What Happened to the Future?

Stunning, transfixed, thrilled. There are rare moments in history when the world comes together to share in the awe and surprise of a risky vision come true. Space X’s Falcon launch last week, left us speechless. Many could only say as Elon Musk did, 'Holy flying f***, that thing took off!'

I just did a Google search and it’s hard to find – or should I say there isn’t – an equally inspiring event that draws a simultaneous and worldwide thrilled crowd in the way that a rocket launched for space exploration does. If you were around in 1969, you know exactly where you were watching Neil Armstrong be the first man to walk on the moon. The same will hold true for Falcon Heavy .

Can you recall another internationally inspiring moment?

As it’s Olympic season, there are plenty of remarkable stories of courage and sportsmanship such Eddie the Eagle, or Nikki Hamblin from New Zealand – rightfully praised for stopping to help Abby D’Agostino (US) when they collided midway through their race, where Nikki could have, and likely was expected to just respectfully run on.

What a show the Falcon launch was (rewatch the entire flight here) and what a sight it was to see those boosters touch back down to earth like a pair of perfectly synchronized ballet dancers.
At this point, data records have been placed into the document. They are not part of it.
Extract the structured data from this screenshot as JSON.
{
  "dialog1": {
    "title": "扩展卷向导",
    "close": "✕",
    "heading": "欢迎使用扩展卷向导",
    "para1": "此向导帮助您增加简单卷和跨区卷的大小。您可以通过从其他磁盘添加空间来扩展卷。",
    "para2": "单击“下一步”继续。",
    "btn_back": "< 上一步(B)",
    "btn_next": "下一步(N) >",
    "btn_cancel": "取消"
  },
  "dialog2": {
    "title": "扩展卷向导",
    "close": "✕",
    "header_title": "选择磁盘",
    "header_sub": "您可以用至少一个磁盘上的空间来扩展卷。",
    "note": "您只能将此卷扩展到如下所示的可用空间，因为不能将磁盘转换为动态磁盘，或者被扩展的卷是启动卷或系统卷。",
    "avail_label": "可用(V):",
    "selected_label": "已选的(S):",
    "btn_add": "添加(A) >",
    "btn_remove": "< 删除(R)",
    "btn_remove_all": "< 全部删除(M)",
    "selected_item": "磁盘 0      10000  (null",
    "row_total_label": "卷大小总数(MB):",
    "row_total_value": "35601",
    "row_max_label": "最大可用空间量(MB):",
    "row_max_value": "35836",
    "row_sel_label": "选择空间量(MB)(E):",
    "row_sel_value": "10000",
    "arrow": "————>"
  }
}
So cool. And yet, I was a little embarrassed. What has happened to our American spirit of curiosity, experimentation, empathy for the greater good (what would our forefathers say? JFK?). SpaceX is the vision and purpose of one man who rallied and inspired others, risked his vast personal fortune and professional reputation to do something remarkable when at every turn many questioned the seeming certainty of financial loss, explosive danger, and uncertain return (this is, after all, rocket science).

If media reports are to be believed, it’s took a whopping $90 million dollars to put a Tesla Roadster into orbit. On the one hand, that’s simply branding and performance art on a celestial scale. The scale of the show masks a real reason, a real purpose that could not be more noble: scientific knowledge, security, human advancement and national morale.

What does $90M buy

It doesn't necessarily take a genius to raise $90M these days. And often, for much less in return. Let’s take a moment to talk relative investments: The Border Wall is estimated to cost $70B to build and $150M to maintain per annum. Netflix put $90M behind Bright, a fantasy movie widely panned by critics for its lack of fictional depth. CrunchBase says the average venture-backed growth-stage startup requires $41M.

It’s not about the money. It’s not about capitalism.

In addition to Musk, who would fund SpaceX? For one: Founders Fund. I was intrigued by their introduction, What happened to the future? And, while we all must put food on the table, roofs over our heads and have thriving economic engines across the globe, we must strive for not just what’s profitable, but what’s possible and progressive for all.

It's important to provide for ourselves. But it’s equally important to help our fellow man and to push forward the boundaries of our collective capabilities.

Where the future must be today.

Create things and make it happen: use our resources big and small (financial capital, collaborative brainpower, rigor and tenacity) to go beyond the everyday to transform $90M for example, into helping 90M lives. We need passionate leaders with grit and willingness to roll up their sleeves and do the hard and oftentimes uncertain work.

Consider:

1.   Learn from what Amazon, Berkshire Hathaway and JPMorgan are teaming up to do.

2.    Participate in Revolution and be a part of building life-changing companies.

3.    Move some of your investments into Impact Investments.

4.    Volunteer: pay it forward and see the world from a fresh perspective,

5.    Design and activate your corporate purpose: do something bigger than what you can do alone. What’s the reason for having a company anyway?

Jane LauterbackComment